Mucus is a thick, slimy substance that is produced by the body's mucous membranes. According to Cleveland Clinic, mucous membranes are found in many areas of the body, including the nose, throat, lungs, and digestive tract. Mucus has many benefits and serves a number of important functions in the body. First, it helps moisten inhaled air and acts as a lubricant, which helps to protect the tissues and organs (via Medical News Today). Mucus also acts as a filter, trapping dust and other particles that can damage the body's tissues. Likewise, it helps defend the body against infection thanks to its natural antibiotics that help to fight off infection by binding to and neutralizing harmful microorganisms, explains Cleveland Clinic.
What It Means When You Have Mucus In Your Stool
If you are noticing mucus in your stool, it is normal to have it in small amounts. However, when there's a large amount of mucus in your stool — or if the mucus is accompanied by other symptoms such as abdominal pain or changes in bowel movements — it could be a sign of an underlying health issue.

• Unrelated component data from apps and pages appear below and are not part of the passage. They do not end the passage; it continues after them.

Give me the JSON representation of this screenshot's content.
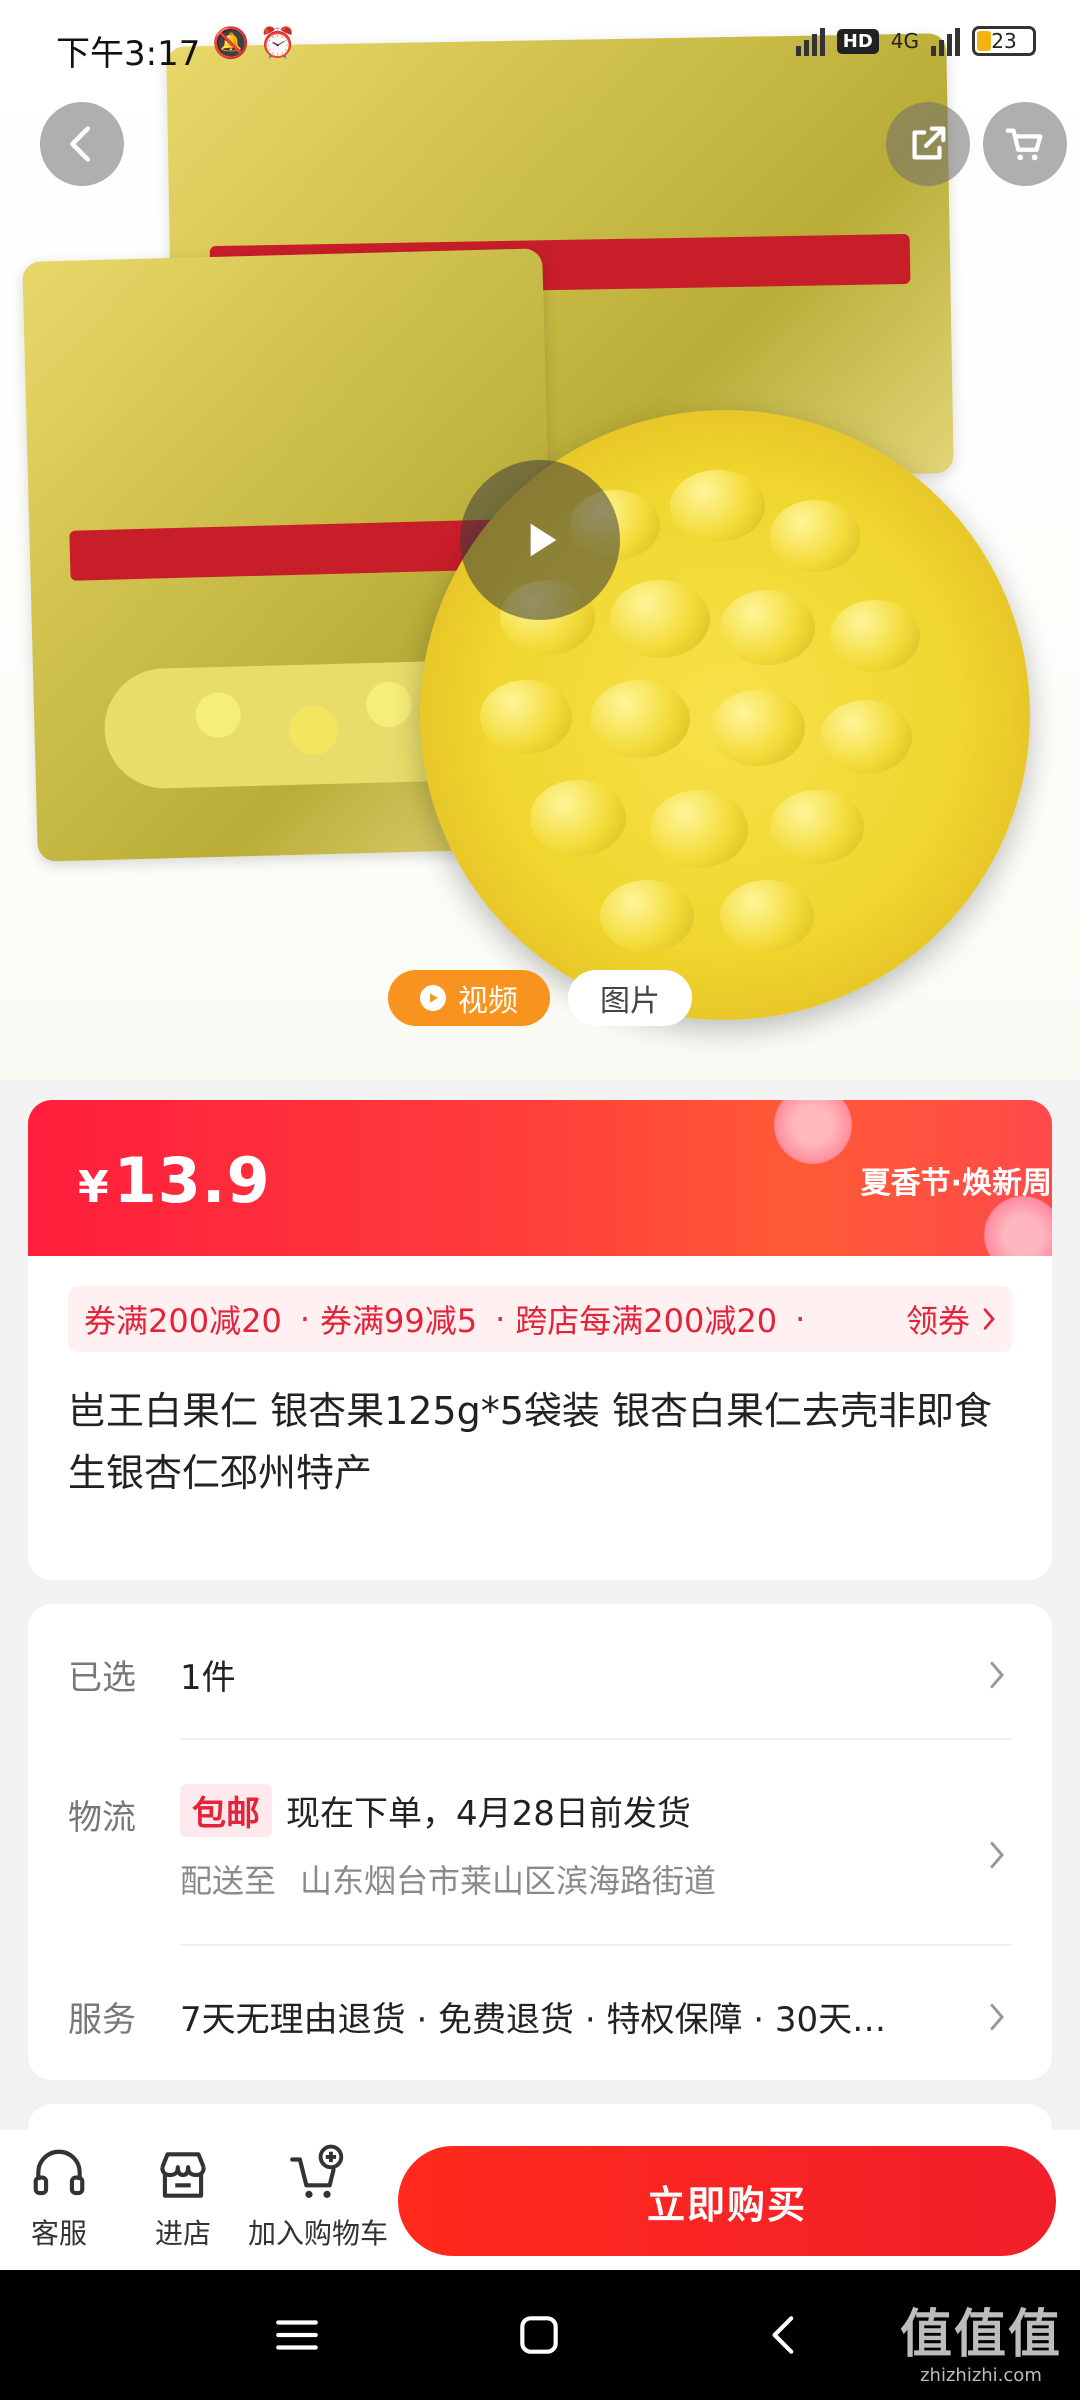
{
  "status_bar": {
    "time": "下午3:17",
    "battery": "23",
    "network": "4G",
    "hd_label": "HD"
  },
  "hero": {
    "media_tabs": [
      "视频",
      "图片"
    ],
    "active_tab": "视频"
  },
  "price_banner": {
    "currency": "¥",
    "price": "13.9",
    "promo_text": "夏香节·焕新周"
  },
  "coupons": {
    "items": [
      "券满200减20",
      "券满99减5",
      "跨店每满200减20"
    ],
    "separator": "·",
    "get_label": "领券"
  },
  "product": {
    "title": "岜王白果仁 银杏果125g*5袋装 银杏白果仁去壳非即食生银杏仁邳州特产"
  },
  "details": {
    "selected_label": "已选",
    "selected_value": "1件",
    "shipping_label": "物流",
    "shipping_badge": "包邮",
    "shipping_text": "现在下单，4月28日前发货",
    "deliver_to_label": "配送至",
    "deliver_to_address": "山东烟台市莱山区滨海路街道",
    "service_label": "服务",
    "service_value": "7天无理由退货 · 免费退货 · 特权保障 · 30天…"
  },
  "action_bar": {
    "customer_service": "客服",
    "store": "进店",
    "add_to_cart": "加入购物车",
    "buy_now": "立即购买"
  },
  "watermark": {
    "brand": "值值值",
    "site": "zhizhizhi.com"
  },
  "colors": {
    "accent_red": "#ff1e3c",
    "video_orange": "#f7931e",
    "coupon_red": "#e4233a"
  }
}
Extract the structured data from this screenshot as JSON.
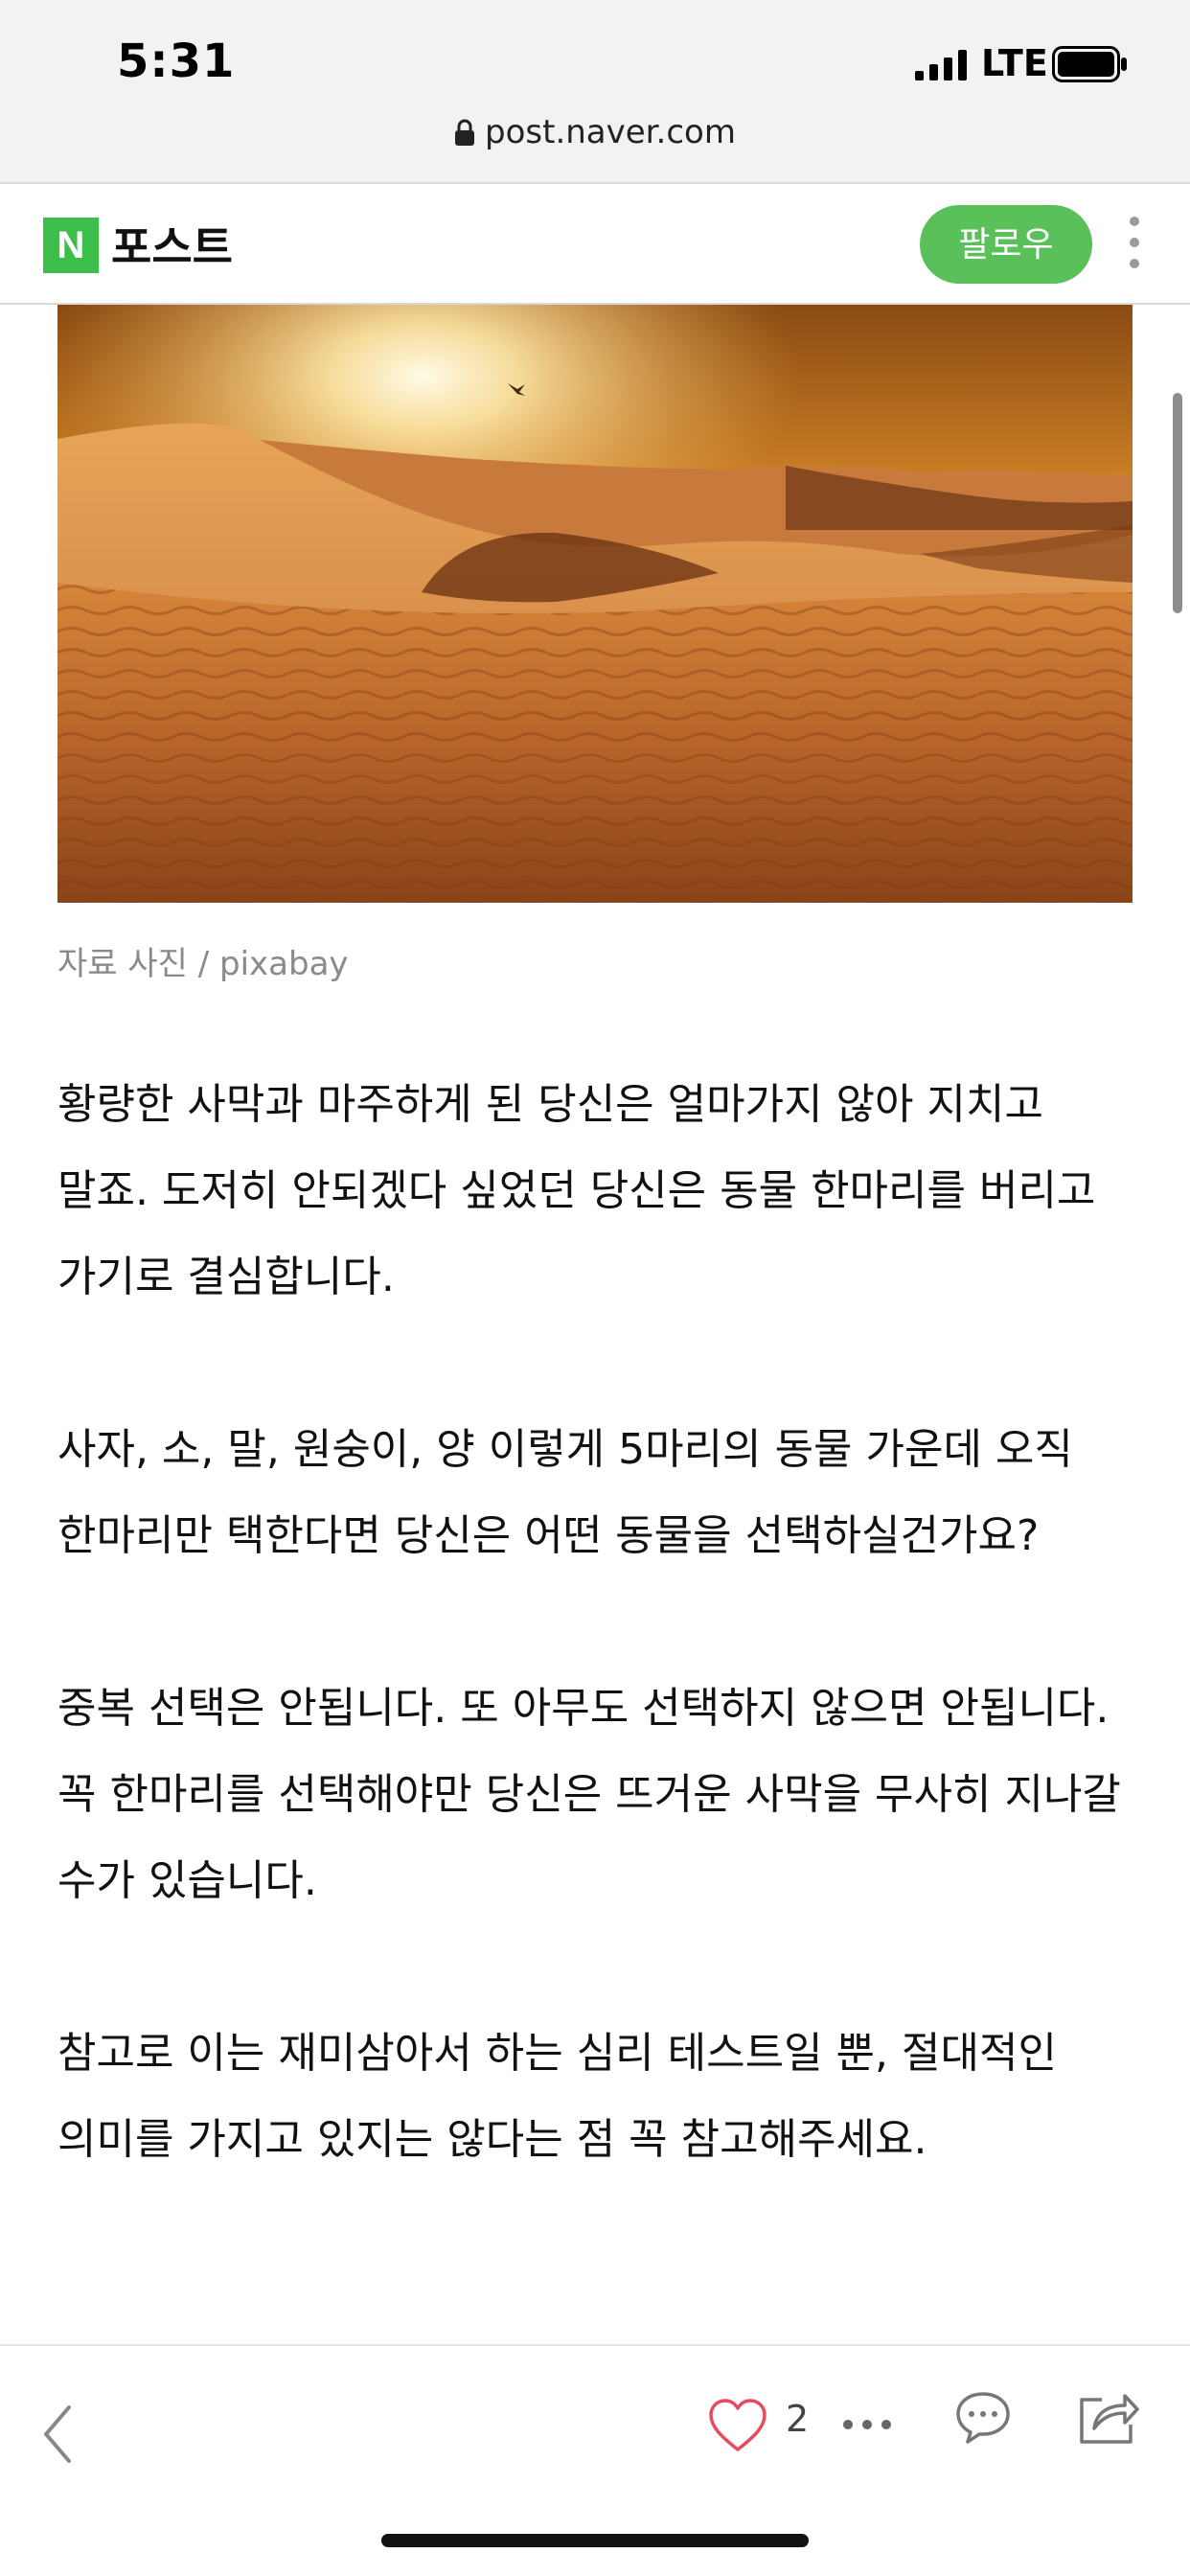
{
  "status_bar": {
    "time": "5:31",
    "network": "LTE"
  },
  "browser": {
    "url": "post.naver.com"
  },
  "header": {
    "logo_letter": "N",
    "service_name": "포스트",
    "follow_label": "팔로우"
  },
  "article": {
    "image_caption": "자료 사진 / pixabay",
    "paragraphs": [
      "황량한 사막과 마주하게 된 당신은 얼마가지 않아 지치고 말죠. 도저히 안되겠다 싶었던 당신은 동물 한마리를 버리고 가기로 결심합니다.",
      "사자, 소, 말, 원숭이, 양 이렇게 5마리의 동물 가운데 오직 한마리만 택한다면 당신은 어떤 동물을 선택하실건가요?",
      "중복 선택은 안됩니다. 또 아무도 선택하지 않으면 안됩니다. 꼭 한마리를 선택해야만 당신은 뜨거운 사막을 무사히 지나갈 수가 있습니다.",
      "참고로 이는 재미삼아서 하는 심리 테스트일 뿐, 절대적인 의미를 가지고 있지는 않다는 점 꼭 참고해주세요."
    ]
  },
  "toolbar": {
    "like_count": "2",
    "icons": [
      "back-icon",
      "heart-icon",
      "more-dots-icon",
      "comment-icon",
      "share-icon"
    ]
  },
  "colors": {
    "naver_green": "#3dbd4a",
    "follow_green": "#5ac05a",
    "heart_red": "#e84a5f"
  }
}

Although it sounds a little distasteful, it's worth taking a closer look at your poop from time to time. You've probably noticed that stool comes in different shapes and colors. This change in appearance is usually a good indicator of your diet (via WebMD). Therefore, the current color of your stool will largely depend on what you've eaten recently. Whether you ate chocolate or salad, the waste products your body excretes inevitably turn into brown poop — but why is stool sometimes green, black, or gray?
So, what is constipation? The NIDDK defines constipation as experiencing "fewer than three bowel movements a week" due to hard, dry stools that are painful or difficult to pass. The condition can also include the feeling of an incomplete bowel movement. It happens when stool moves too slowly through the digestive system, causing the colon to absorb more water from the food waste and producing hard stools (via Johns Hopkins Medicine).
Spastic colon is a term that is often used to describe the condition known as irritable bowel syndrome (IBS). IBS is a disorder that impacts the large intestine and has a wide array of symptoms, including abdominal pain, gas, and diarrhea. While most cases of IBS aren't serious, the condition is chronic, and an afflicted person will have to learn how to manage its symptoms (via the Mayo Clinic).
There's no doubt that irritable bowel syndrome, commonly referred to as IBS, is an uncomfortable condition. It's also a chronic condition, and the symptoms are likely to persist for a long period of time, according to the Mayo Clinic. Pain in the abdomen, cramping, bloating, and changes in the way bowel movements look (such as mucus in stool) or the frequency at which the bowel movements occur are some notable symptoms of IBS.